A Wizard of Earthsea by Ursula Le Guin is the first work of fantasy that the CBG has read, and the first one I have picked up in quite a long time. That I rarely choose that genre is not down to deliberate omission or a dislike for it, though, and after a slowish start I found I was soon wrapped up in the Earthsea world and glad to return to it each day - it was welcome escapism for me.
I loved the book's setting; a vast archipelago, each island physically different and distinct in nature, its people likewise, and the maritime elements, the boats (have we identified Ged's craft Lookfar?), the weather's influence, all this made a strong impression. Then there was the central theme, Sparrowhawk/Ged's journey along "the way of magery" which seemed at first "a broad, bright road", but then "as a man's real power grows and his knowledge widens, ever the way he can follow grows narrower: until at last he chooses nothing, but does only and wholly what he must do ...".
Ged learns a powerful lesson as he first runs from and then hunts the shadow he inadvertently summoned in a moment of over-reaching pride and hatred - the evil he loosed as a result of his arrogance and ignorance.
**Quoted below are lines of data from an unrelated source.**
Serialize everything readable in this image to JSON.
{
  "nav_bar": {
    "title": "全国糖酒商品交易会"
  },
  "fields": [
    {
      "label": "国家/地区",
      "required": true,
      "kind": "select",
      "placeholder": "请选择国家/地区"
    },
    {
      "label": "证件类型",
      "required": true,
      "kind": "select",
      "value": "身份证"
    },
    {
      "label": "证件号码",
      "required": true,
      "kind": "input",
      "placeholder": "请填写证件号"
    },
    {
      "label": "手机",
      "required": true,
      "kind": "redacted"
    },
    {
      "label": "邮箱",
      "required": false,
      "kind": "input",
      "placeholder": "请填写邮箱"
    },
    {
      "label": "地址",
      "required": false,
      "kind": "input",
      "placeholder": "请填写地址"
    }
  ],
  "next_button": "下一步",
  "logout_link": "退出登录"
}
His quest is a rite of passage, and clearly the foundation for his fate in the rest of The Earthsea Quartet, but I was also taken with Ursula Le Guin's stress on the importance of language and the naming of things, likewise on "Equilibrium" and "the Pattern", and on how "a wizard's power of Changing and of Summoning can shake the balance of the world"; the wisdom of it appealed to me.
Having now read this first volume of the series, would I read more? Certainly.
How about you?